> **Given records**
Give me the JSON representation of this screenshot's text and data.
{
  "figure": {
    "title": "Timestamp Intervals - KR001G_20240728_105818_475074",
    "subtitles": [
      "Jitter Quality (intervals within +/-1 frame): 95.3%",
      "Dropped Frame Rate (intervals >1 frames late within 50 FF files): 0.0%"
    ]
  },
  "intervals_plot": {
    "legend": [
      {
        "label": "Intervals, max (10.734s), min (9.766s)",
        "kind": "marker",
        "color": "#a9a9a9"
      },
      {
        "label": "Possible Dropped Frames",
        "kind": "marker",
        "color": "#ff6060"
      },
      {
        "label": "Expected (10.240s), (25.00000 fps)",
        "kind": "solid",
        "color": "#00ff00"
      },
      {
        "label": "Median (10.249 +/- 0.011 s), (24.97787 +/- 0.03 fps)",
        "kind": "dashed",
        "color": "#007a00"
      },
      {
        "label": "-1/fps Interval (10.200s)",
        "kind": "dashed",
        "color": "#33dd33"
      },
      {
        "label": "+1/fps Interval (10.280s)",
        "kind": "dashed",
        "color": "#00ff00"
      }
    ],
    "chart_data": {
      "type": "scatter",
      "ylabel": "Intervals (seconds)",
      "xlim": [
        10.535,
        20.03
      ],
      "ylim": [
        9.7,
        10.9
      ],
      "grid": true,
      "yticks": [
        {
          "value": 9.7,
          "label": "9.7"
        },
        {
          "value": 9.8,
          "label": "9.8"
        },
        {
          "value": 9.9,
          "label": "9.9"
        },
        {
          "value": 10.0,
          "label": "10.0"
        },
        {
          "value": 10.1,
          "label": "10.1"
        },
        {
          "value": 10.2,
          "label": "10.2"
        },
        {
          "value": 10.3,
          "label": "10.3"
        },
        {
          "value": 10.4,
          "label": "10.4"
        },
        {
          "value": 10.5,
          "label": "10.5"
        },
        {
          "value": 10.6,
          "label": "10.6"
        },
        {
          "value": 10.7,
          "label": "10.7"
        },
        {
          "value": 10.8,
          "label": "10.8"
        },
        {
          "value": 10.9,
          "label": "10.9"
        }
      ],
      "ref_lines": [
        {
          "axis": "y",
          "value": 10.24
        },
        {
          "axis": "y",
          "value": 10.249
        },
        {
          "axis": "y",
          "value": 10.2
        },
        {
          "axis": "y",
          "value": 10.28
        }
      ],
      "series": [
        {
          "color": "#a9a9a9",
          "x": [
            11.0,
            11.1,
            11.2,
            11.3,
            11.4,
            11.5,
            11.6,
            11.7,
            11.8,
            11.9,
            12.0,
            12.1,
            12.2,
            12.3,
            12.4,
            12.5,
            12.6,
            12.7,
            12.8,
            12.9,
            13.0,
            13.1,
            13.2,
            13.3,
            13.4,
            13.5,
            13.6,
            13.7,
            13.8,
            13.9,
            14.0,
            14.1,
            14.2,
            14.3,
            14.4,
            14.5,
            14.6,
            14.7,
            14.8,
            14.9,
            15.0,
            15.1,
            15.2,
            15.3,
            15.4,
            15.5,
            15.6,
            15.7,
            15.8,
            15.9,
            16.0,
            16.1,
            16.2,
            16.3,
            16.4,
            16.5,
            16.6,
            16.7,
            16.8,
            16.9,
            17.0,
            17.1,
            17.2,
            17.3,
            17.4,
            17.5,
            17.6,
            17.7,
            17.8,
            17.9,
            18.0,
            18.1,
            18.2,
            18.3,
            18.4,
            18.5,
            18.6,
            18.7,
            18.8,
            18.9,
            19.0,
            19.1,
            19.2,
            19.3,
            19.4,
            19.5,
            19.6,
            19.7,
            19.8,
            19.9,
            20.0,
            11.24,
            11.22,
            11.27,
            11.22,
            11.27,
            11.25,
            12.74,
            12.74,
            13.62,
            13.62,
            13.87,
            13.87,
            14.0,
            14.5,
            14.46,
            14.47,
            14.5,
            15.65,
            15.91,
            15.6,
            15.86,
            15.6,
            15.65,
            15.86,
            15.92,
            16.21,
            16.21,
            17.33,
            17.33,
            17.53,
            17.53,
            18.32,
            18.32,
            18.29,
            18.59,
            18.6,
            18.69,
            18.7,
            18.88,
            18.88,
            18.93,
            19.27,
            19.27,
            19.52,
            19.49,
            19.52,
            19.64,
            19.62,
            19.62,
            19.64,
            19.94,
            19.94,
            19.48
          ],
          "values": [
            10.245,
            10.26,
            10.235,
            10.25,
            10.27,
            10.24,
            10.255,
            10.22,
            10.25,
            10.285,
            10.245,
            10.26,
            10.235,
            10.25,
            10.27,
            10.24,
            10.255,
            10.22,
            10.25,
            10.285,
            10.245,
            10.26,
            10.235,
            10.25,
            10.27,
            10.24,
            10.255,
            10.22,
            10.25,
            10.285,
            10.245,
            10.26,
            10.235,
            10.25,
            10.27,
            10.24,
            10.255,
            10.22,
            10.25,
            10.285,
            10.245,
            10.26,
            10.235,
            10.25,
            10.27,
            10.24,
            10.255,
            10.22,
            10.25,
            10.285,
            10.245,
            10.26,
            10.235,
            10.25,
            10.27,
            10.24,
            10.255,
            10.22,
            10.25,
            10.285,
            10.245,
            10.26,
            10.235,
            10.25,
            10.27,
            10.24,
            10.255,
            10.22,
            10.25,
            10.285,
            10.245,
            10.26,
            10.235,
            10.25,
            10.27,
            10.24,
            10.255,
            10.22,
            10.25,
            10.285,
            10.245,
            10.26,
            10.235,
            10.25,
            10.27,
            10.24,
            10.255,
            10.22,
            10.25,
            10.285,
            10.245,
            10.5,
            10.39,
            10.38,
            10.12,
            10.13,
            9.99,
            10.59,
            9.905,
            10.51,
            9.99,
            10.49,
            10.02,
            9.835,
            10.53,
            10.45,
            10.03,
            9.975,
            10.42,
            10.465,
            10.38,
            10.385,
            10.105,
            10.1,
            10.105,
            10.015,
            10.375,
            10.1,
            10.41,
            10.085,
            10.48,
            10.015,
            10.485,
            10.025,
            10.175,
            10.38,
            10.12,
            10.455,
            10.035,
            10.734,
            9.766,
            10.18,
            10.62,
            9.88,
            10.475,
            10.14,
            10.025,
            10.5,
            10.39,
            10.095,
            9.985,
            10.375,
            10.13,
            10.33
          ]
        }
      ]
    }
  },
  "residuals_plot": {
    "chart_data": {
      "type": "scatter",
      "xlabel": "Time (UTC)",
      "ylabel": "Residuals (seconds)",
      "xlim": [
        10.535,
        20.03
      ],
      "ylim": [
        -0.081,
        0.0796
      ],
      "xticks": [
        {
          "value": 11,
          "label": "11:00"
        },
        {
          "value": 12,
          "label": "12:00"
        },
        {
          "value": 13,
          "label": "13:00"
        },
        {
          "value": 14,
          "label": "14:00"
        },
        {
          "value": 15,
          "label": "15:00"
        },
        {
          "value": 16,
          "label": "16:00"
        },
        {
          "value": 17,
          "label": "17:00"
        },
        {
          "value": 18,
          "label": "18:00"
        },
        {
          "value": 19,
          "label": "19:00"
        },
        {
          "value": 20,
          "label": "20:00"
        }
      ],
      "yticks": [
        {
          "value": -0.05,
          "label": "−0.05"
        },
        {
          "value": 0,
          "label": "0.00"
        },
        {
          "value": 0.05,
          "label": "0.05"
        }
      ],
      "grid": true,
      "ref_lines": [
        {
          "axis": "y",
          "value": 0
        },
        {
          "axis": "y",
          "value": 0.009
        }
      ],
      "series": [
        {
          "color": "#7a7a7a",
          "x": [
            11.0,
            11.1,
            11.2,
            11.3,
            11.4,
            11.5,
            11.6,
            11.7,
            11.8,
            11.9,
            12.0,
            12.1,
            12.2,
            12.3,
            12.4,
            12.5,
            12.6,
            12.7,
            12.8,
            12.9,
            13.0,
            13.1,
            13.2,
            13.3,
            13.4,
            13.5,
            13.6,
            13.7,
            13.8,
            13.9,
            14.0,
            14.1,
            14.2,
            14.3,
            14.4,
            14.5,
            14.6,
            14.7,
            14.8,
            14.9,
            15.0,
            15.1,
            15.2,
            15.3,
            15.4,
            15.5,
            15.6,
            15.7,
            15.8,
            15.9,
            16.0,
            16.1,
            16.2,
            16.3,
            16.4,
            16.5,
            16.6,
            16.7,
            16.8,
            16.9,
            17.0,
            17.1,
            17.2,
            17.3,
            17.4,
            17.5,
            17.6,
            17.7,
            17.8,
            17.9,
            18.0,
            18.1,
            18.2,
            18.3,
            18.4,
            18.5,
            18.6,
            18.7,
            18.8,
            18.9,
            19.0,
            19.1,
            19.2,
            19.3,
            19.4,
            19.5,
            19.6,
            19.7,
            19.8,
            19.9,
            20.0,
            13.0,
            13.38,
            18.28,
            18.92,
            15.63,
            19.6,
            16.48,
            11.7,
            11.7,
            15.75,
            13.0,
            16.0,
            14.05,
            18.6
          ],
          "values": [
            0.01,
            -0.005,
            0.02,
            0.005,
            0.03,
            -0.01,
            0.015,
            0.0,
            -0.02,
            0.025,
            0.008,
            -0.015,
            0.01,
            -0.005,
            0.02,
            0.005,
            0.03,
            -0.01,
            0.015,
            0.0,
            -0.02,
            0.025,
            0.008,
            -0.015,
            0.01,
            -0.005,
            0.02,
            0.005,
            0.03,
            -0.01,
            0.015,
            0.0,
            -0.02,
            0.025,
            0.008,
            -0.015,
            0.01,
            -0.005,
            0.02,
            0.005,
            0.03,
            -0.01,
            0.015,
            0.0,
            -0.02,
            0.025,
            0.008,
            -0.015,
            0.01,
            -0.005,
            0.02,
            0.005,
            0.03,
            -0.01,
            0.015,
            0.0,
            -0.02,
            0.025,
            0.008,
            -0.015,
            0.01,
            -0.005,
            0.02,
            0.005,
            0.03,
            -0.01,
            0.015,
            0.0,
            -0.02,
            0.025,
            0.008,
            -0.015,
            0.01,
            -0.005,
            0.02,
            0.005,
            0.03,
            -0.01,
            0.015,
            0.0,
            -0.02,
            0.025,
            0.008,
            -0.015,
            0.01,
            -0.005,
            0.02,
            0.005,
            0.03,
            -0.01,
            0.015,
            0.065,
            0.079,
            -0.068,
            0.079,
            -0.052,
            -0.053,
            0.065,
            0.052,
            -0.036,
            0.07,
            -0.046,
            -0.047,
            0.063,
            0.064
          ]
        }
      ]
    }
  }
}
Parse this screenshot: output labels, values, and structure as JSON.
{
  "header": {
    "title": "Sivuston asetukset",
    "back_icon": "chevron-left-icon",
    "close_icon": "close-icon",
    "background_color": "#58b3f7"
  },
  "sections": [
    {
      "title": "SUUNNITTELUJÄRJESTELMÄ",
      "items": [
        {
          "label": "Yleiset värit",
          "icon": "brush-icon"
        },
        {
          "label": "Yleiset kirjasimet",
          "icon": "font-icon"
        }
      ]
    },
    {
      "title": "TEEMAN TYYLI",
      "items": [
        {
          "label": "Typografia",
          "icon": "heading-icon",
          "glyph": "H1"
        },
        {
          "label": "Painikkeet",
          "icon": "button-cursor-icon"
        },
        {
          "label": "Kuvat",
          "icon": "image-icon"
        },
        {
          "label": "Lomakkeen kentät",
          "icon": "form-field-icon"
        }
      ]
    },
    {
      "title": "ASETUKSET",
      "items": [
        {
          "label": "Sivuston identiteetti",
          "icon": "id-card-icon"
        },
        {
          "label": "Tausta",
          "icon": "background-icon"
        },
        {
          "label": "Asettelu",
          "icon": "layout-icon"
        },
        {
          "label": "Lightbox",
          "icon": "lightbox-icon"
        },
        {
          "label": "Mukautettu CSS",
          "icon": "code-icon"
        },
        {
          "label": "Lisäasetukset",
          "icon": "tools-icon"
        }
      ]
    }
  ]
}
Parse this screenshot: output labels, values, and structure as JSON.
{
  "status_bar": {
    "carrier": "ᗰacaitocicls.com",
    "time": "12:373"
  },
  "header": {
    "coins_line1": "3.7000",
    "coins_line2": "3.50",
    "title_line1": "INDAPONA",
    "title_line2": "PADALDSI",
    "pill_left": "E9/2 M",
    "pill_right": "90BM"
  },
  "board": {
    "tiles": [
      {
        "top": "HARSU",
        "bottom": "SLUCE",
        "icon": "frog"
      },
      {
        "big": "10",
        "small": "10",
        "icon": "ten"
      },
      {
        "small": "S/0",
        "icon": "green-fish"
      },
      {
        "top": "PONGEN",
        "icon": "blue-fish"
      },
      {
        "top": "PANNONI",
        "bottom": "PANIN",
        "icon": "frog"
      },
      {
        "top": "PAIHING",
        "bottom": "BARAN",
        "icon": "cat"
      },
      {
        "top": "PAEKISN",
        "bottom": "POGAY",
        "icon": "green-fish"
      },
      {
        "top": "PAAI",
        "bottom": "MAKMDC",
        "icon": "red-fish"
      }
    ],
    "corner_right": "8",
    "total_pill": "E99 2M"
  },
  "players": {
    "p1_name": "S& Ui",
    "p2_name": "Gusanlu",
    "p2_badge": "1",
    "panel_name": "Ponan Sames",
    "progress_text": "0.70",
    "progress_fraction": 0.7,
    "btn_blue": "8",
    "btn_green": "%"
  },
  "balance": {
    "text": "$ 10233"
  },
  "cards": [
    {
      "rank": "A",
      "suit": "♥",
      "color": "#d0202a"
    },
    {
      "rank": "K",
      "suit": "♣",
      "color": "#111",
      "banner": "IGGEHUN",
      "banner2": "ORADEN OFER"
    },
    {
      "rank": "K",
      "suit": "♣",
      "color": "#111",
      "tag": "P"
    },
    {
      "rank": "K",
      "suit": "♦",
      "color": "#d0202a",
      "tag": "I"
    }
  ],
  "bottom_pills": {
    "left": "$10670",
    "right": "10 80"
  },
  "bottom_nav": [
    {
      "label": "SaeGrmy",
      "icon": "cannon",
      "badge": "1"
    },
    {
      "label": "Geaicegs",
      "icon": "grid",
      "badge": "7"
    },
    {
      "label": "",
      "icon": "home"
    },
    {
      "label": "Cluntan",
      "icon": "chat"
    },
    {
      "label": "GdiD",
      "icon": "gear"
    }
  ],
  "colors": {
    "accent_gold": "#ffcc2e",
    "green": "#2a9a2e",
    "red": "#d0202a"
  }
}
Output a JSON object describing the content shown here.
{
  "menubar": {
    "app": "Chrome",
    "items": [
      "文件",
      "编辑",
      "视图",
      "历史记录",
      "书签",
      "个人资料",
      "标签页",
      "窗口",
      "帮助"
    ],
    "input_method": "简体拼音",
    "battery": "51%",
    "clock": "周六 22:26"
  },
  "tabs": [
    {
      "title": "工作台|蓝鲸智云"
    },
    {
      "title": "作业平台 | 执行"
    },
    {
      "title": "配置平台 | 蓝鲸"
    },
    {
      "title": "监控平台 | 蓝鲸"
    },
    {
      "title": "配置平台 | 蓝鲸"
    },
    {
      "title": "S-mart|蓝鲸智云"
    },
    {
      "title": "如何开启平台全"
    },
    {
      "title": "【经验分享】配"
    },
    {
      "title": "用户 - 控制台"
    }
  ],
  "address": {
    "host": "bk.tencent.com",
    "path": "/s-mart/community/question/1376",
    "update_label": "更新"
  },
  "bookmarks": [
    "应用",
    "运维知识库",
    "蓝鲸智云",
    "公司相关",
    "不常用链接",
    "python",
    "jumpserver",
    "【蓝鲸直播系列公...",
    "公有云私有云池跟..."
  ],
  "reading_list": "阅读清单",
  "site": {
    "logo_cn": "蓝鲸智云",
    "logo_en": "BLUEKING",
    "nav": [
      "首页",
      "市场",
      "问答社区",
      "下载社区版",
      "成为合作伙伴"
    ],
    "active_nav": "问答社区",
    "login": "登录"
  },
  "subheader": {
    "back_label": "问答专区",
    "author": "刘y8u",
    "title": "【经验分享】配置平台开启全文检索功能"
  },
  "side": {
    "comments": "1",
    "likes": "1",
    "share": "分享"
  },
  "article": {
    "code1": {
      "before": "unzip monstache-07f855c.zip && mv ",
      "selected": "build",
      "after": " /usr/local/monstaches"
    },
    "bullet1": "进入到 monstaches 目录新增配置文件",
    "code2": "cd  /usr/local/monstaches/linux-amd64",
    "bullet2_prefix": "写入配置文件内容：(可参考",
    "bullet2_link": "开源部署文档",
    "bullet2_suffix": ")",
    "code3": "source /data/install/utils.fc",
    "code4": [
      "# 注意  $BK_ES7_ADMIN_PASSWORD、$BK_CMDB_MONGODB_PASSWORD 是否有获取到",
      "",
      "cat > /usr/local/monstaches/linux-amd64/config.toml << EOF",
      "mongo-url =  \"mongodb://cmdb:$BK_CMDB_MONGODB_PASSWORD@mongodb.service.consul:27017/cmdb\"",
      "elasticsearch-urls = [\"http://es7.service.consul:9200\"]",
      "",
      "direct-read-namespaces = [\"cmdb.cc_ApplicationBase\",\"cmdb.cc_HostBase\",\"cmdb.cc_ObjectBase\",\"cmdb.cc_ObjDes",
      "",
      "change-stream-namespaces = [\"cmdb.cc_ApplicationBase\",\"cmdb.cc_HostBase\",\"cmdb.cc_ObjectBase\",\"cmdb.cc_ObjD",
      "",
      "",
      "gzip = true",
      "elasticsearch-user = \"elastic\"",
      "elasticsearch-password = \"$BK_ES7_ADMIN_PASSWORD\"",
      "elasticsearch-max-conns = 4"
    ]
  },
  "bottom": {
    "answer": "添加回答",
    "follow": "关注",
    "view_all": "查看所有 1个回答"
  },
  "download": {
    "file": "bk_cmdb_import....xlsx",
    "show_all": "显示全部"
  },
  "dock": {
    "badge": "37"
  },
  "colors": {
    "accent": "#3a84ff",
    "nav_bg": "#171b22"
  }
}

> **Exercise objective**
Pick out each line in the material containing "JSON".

> **Task solution**
Give me the JSON representation of this screenshot's text and data.
Parse this screenshot: output labels, values, and structure as JSON.
Parse this screenshot: output labels, values, and structure as JSON.
Output a JSON object describing the content shown here.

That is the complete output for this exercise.